Dataset excerpts:
----------------------------------------
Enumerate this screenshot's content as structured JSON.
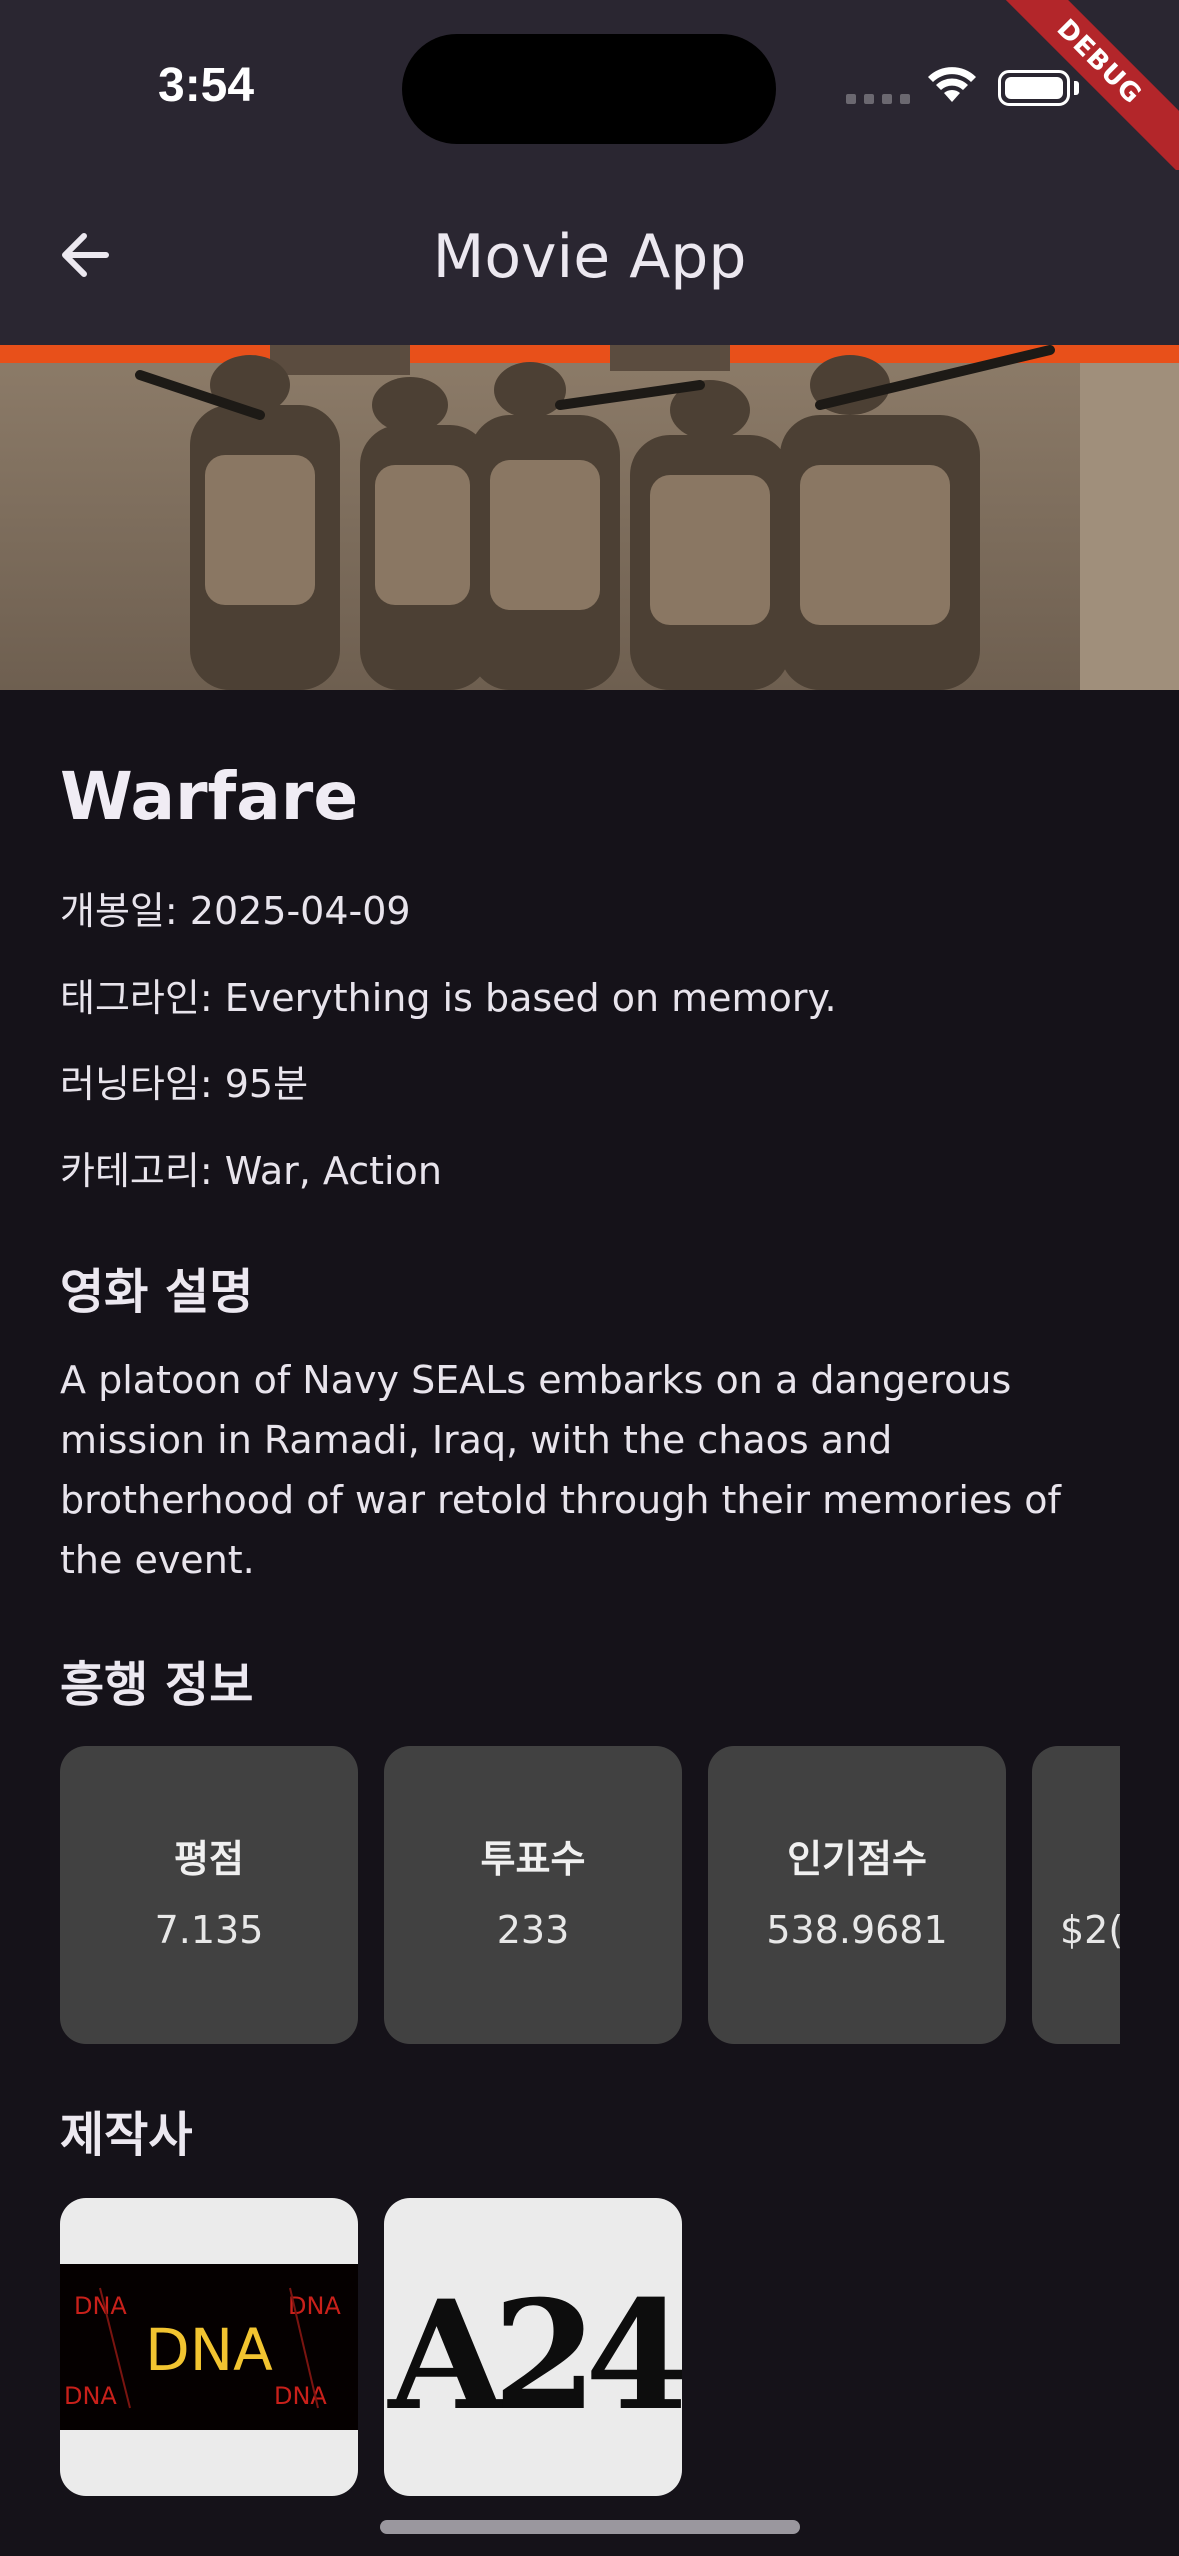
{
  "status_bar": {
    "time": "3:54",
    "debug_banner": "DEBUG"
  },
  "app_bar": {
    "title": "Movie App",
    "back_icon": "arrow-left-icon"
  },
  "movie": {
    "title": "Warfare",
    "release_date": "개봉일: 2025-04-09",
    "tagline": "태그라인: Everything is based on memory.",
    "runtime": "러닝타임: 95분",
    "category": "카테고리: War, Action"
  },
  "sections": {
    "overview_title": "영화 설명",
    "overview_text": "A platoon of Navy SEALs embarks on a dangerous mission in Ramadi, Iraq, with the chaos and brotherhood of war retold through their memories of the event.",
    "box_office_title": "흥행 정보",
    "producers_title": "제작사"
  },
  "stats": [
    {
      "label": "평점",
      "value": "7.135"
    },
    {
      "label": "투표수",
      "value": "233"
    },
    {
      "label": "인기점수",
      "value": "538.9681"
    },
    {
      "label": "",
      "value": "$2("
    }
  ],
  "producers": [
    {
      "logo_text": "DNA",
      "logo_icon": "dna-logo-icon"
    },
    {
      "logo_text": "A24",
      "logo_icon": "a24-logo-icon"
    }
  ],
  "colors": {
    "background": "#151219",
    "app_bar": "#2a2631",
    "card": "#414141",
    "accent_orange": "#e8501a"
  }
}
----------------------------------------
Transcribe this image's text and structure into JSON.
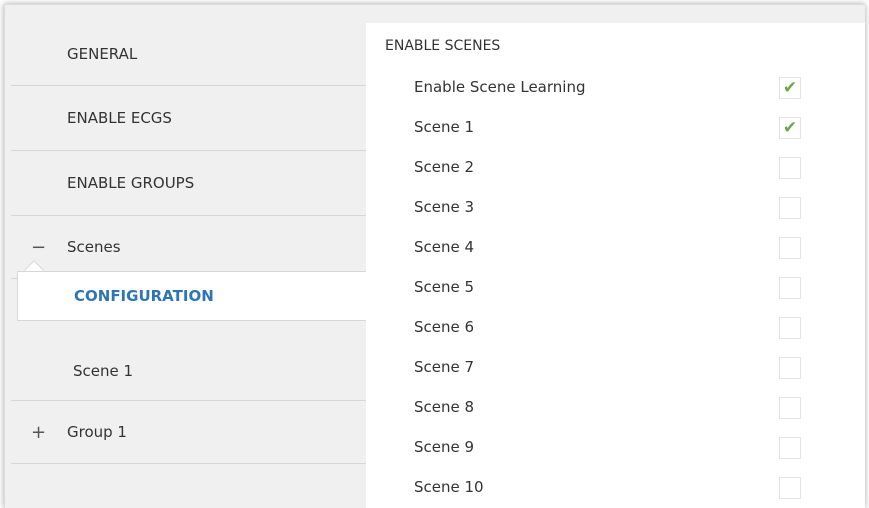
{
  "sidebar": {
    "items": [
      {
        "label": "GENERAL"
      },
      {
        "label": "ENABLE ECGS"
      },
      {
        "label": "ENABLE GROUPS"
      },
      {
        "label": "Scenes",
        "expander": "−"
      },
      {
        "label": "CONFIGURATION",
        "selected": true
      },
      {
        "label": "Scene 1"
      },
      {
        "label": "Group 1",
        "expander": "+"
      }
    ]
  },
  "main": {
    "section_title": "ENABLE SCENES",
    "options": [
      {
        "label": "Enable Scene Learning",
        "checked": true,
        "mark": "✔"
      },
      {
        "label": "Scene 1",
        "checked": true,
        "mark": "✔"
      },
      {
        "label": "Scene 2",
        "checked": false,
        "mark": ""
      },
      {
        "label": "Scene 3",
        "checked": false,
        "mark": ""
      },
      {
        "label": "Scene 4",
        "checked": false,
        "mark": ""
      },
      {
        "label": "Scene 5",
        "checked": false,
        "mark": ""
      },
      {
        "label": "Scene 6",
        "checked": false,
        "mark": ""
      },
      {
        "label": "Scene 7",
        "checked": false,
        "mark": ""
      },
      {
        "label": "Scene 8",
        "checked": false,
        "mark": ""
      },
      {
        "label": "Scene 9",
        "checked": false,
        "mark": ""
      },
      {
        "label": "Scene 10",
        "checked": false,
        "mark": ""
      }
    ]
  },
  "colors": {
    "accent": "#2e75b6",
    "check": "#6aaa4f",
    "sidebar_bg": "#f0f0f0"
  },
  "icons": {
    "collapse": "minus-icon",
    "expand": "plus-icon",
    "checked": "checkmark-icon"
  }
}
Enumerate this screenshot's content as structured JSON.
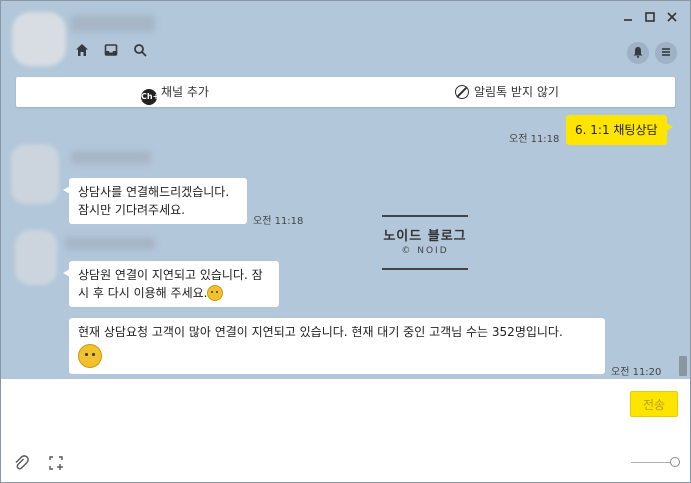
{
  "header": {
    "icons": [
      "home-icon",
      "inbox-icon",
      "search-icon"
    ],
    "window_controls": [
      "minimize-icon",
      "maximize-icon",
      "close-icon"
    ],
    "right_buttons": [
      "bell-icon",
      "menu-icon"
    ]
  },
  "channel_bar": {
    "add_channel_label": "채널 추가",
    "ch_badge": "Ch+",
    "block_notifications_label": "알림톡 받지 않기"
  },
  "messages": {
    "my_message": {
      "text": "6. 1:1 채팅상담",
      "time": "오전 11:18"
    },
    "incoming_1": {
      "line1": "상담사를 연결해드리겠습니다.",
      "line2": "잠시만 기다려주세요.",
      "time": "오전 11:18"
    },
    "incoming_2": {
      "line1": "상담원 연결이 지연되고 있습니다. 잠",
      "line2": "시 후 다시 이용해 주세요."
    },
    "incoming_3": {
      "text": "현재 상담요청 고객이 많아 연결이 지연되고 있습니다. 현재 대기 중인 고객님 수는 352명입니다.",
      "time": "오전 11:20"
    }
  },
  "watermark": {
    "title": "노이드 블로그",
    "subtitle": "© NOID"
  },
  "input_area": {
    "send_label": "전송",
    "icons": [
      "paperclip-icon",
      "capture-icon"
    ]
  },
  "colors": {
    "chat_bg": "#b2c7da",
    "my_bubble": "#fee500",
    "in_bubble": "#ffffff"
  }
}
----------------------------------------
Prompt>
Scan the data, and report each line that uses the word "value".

Result of the exercise>
      "value": "7.135"
      "value": "233"
      "value": "538.9681"
      "value": "$2("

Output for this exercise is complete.